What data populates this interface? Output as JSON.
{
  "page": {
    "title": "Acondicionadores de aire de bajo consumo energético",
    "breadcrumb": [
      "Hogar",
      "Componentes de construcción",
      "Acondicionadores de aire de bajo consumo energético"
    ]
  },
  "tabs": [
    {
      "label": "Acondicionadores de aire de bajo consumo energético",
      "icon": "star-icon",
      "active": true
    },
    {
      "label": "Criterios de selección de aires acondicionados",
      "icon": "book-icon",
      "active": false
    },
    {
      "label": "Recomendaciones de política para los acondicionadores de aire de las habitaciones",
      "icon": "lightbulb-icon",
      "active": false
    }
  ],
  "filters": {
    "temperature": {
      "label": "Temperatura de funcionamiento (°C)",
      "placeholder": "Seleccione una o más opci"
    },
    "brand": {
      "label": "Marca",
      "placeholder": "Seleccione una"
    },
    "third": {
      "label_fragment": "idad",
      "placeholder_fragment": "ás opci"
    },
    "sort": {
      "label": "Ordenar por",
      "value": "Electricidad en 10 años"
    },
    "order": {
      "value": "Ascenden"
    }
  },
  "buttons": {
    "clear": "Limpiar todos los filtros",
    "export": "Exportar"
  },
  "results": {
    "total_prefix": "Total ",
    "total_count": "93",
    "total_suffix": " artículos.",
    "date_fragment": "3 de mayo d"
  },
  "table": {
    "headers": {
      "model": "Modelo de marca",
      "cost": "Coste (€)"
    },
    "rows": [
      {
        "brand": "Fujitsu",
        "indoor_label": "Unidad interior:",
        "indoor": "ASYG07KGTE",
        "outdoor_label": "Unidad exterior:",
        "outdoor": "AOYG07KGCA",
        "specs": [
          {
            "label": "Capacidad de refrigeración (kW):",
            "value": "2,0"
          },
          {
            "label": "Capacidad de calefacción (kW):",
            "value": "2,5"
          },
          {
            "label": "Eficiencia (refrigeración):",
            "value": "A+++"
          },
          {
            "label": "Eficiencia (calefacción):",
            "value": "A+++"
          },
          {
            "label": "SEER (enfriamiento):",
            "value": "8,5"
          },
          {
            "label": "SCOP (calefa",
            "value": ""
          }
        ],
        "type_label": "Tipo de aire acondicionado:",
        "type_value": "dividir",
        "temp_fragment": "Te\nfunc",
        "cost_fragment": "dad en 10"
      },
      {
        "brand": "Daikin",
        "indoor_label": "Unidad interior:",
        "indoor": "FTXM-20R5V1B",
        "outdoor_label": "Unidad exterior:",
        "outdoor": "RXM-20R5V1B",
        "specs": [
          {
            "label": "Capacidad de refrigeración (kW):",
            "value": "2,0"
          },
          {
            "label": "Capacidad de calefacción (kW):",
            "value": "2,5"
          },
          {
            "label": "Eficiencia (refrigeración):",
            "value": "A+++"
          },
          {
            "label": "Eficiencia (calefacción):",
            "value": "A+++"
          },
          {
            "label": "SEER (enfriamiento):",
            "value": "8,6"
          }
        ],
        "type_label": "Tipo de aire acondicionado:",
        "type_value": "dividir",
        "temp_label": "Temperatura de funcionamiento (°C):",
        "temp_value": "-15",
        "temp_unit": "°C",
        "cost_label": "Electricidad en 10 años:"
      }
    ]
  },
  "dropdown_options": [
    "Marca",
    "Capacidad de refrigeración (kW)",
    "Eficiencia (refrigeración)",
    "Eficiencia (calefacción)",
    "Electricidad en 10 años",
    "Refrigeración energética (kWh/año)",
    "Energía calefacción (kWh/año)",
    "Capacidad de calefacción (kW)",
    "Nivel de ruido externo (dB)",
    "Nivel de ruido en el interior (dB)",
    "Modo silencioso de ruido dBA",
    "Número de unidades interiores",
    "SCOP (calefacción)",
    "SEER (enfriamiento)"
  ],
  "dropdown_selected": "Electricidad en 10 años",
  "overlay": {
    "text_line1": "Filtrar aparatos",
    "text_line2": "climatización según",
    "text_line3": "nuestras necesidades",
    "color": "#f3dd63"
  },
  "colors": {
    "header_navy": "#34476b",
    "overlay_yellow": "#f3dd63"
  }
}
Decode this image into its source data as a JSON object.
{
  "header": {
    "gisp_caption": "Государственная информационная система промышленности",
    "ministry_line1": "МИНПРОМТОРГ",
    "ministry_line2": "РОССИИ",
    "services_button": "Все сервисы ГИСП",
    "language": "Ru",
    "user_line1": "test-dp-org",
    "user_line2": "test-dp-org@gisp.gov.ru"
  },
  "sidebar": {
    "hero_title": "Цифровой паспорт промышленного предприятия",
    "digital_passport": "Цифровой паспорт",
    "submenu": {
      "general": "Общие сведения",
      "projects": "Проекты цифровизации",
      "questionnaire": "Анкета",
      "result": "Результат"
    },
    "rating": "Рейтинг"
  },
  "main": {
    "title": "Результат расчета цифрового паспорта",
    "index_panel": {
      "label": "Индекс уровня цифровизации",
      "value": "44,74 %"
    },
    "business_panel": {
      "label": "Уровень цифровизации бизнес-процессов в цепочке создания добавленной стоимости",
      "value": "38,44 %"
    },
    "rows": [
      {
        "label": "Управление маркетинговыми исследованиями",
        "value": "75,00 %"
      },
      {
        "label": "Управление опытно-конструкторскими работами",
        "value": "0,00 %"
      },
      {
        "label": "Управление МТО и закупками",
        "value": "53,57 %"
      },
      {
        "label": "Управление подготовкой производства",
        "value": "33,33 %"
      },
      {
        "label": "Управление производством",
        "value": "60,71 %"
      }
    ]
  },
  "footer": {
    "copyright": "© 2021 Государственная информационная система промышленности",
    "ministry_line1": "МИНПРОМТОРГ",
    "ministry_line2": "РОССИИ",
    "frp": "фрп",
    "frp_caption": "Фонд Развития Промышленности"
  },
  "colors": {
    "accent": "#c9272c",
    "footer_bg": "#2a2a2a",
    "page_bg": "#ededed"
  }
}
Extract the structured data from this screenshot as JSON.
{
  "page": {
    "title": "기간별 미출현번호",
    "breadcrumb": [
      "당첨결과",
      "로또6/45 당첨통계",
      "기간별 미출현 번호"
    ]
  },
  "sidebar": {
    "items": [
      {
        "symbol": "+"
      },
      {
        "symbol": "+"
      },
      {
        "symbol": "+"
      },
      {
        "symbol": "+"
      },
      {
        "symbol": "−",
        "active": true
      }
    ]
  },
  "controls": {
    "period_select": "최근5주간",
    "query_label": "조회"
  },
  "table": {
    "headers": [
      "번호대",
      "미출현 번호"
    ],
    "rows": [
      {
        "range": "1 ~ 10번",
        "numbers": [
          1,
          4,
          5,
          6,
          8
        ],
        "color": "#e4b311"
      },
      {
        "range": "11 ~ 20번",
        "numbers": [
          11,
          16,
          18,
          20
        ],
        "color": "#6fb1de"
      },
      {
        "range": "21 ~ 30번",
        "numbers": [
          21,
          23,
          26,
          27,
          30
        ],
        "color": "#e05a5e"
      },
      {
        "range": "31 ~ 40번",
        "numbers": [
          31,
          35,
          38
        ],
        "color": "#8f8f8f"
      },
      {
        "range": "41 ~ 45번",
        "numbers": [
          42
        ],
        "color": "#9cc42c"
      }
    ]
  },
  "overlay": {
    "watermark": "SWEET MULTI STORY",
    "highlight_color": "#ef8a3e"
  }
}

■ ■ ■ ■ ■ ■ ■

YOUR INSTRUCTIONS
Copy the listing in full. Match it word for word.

ANSWER BELOW
What data populates this interface? Output as JSON.
{
  "page": {
    "title": "Acondicionadores de aire de bajo consumo energético",
    "breadcrumb": [
      "Hogar",
      "Componentes de construcción",
      "Acondicionadores de aire de bajo consumo energético"
    ]
  },
  "tabs": [
    {
      "label": "Acondicionadores de aire de bajo consumo energético",
      "icon": "star-icon",
      "active": true
    },
    {
      "label": "Criterios de selección de aires acondicionados",
      "icon": "book-icon",
      "active": false
    },
    {
      "label": "Recomendaciones de política para los acondicionadores de aire de las habitaciones",
      "icon": "lightbulb-icon",
      "active": false
    }
  ],
  "filters": {
    "temperature": {
      "label": "Temperatura de funcionamiento (°C)",
      "placeholder": "Seleccione una o más opci"
    },
    "brand": {
      "label": "Marca",
      "placeholder": "Seleccione una"
    },
    "third": {
      "label_fragment": "idad",
      "placeholder_fragment": "ás opci"
    },
    "sort": {
      "label": "Ordenar por",
      "value": "Electricidad en 10 años"
    },
    "order": {
      "value": "Ascenden"
    }
  },
  "buttons": {
    "clear": "Limpiar todos los filtros",
    "export": "Exportar"
  },
  "results": {
    "total_prefix": "Total ",
    "total_count": "93",
    "total_suffix": " artículos.",
    "date_fragment": "3 de mayo d"
  },
  "table": {
    "headers": {
      "model": "Modelo de marca",
      "cost": "Coste (€)"
    },
    "rows": [
      {
        "brand": "Fujitsu",
        "indoor_label": "Unidad interior:",
        "indoor": "ASYG07KGTE",
        "outdoor_label": "Unidad exterior:",
        "outdoor": "AOYG07KGCA",
        "specs": [
          {
            "label": "Capacidad de refrigeración (kW):",
            "value": "2,0"
          },
          {
            "label": "Capacidad de calefacción (kW):",
            "value": "2,5"
          },
          {
            "label": "Eficiencia (refrigeración):",
            "value": "A+++"
          },
          {
            "label": "Eficiencia (calefacción):",
            "value": "A+++"
          },
          {
            "label": "SEER (enfriamiento):",
            "value": "8,5"
          },
          {
            "label": "SCOP (calefa",
            "value": ""
          }
        ],
        "type_label": "Tipo de aire acondicionado:",
        "type_value": "dividir",
        "temp_fragment": "Te\nfunc",
        "cost_fragment": "dad en 10"
      },
      {
        "brand": "Daikin",
        "indoor_label": "Unidad interior:",
        "indoor": "FTXM-20R5V1B",
        "outdoor_label": "Unidad exterior:",
        "outdoor": "RXM-20R5V1B",
        "specs": [
          {
            "label": "Capacidad de refrigeración (kW):",
            "value": "2,0"
          },
          {
            "label": "Capacidad de calefacción (kW):",
            "value": "2,5"
          },
          {
            "label": "Eficiencia (refrigeración):",
            "value": "A+++"
          },
          {
            "label": "Eficiencia (calefacción):",
            "value": "A+++"
          },
          {
            "label": "SEER (enfriamiento):",
            "value": "8,6"
          }
        ],
        "type_label": "Tipo de aire acondicionado:",
        "type_value": "dividir",
        "temp_label": "Temperatura de funcionamiento (°C):",
        "temp_value": "-15",
        "temp_unit": "°C",
        "cost_label": "Electricidad en 10 años:"
      }
    ]
  },
  "dropdown_options": [
    "Marca",
    "Capacidad de refrigeración (kW)",
    "Eficiencia (refrigeración)",
    "Eficiencia (calefacción)",
    "Electricidad en 10 años",
    "Refrigeración energética (kWh/año)",
    "Energía calefacción (kWh/año)",
    "Capacidad de calefacción (kW)",
    "Nivel de ruido externo (dB)",
    "Nivel de ruido en el interior (dB)",
    "Modo silencioso de ruido dBA",
    "Número de unidades interiores",
    "SCOP (calefacción)",
    "SEER (enfriamiento)"
  ],
  "dropdown_selected": "Electricidad en 10 años",
  "overlay": {
    "text_line1": "Filtrar aparatos",
    "text_line2": "climatización según",
    "text_line3": "nuestras necesidades",
    "color": "#f3dd63"
  },
  "colors": {
    "header_navy": "#34476b",
    "overlay_yellow": "#f3dd63"
  }
}
Decode this image into its source data as a JSON object.
{
  "header": {
    "gisp_caption": "Государственная информационная система промышленности",
    "ministry_line1": "МИНПРОМТОРГ",
    "ministry_line2": "РОССИИ",
    "services_button": "Все сервисы ГИСП",
    "language": "Ru",
    "user_line1": "test-dp-org",
    "user_line2": "test-dp-org@gisp.gov.ru"
  },
  "sidebar": {
    "hero_title": "Цифровой паспорт промышленного предприятия",
    "digital_passport": "Цифровой паспорт",
    "submenu": {
      "general": "Общие сведения",
      "projects": "Проекты цифровизации",
      "questionnaire": "Анкета",
      "result": "Результат"
    },
    "rating": "Рейтинг"
  },
  "main": {
    "title": "Результат расчета цифрового паспорта",
    "index_panel": {
      "label": "Индекс уровня цифровизации",
      "value": "44,74 %"
    },
    "business_panel": {
      "label": "Уровень цифровизации бизнес-процессов в цепочке создания добавленной стоимости",
      "value": "38,44 %"
    },
    "rows": [
      {
        "label": "Управление маркетинговыми исследованиями",
        "value": "75,00 %"
      },
      {
        "label": "Управление опытно-конструкторскими работами",
        "value": "0,00 %"
      },
      {
        "label": "Управление МТО и закупками",
        "value": "53,57 %"
      },
      {
        "label": "Управление подготовкой производства",
        "value": "33,33 %"
      },
      {
        "label": "Управление производством",
        "value": "60,71 %"
      }
    ]
  },
  "footer": {
    "copyright": "© 2021 Государственная информационная система промышленности",
    "ministry_line1": "МИНПРОМТОРГ",
    "ministry_line2": "РОССИИ",
    "frp": "фрп",
    "frp_caption": "Фонд Развития Промышленности"
  },
  "colors": {
    "accent": "#c9272c",
    "footer_bg": "#2a2a2a",
    "page_bg": "#ededed"
  }
}
Extract the structured data from this screenshot as JSON.
{
  "page": {
    "title": "기간별 미출현번호",
    "breadcrumb": [
      "당첨결과",
      "로또6/45 당첨통계",
      "기간별 미출현 번호"
    ]
  },
  "sidebar": {
    "items": [
      {
        "symbol": "+"
      },
      {
        "symbol": "+"
      },
      {
        "symbol": "+"
      },
      {
        "symbol": "+"
      },
      {
        "symbol": "−",
        "active": true
      }
    ]
  },
  "controls": {
    "period_select": "최근5주간",
    "query_label": "조회"
  },
  "table": {
    "headers": [
      "번호대",
      "미출현 번호"
    ],
    "rows": [
      {
        "range": "1 ~ 10번",
        "numbers": [
          1,
          4,
          5,
          6,
          8
        ],
        "color": "#e4b311"
      },
      {
        "range": "11 ~ 20번",
        "numbers": [
          11,
          16,
          18,
          20
        ],
        "color": "#6fb1de"
      },
      {
        "range": "21 ~ 30번",
        "numbers": [
          21,
          23,
          26,
          27,
          30
        ],
        "color": "#e05a5e"
      },
      {
        "range": "31 ~ 40번",
        "numbers": [
          31,
          35,
          38
        ],
        "color": "#8f8f8f"
      },
      {
        "range": "41 ~ 45번",
        "numbers": [
          42
        ],
        "color": "#9cc42c"
      }
    ]
  },
  "overlay": {
    "watermark": "SWEET MULTI STORY",
    "highlight_color": "#ef8a3e"
  }
}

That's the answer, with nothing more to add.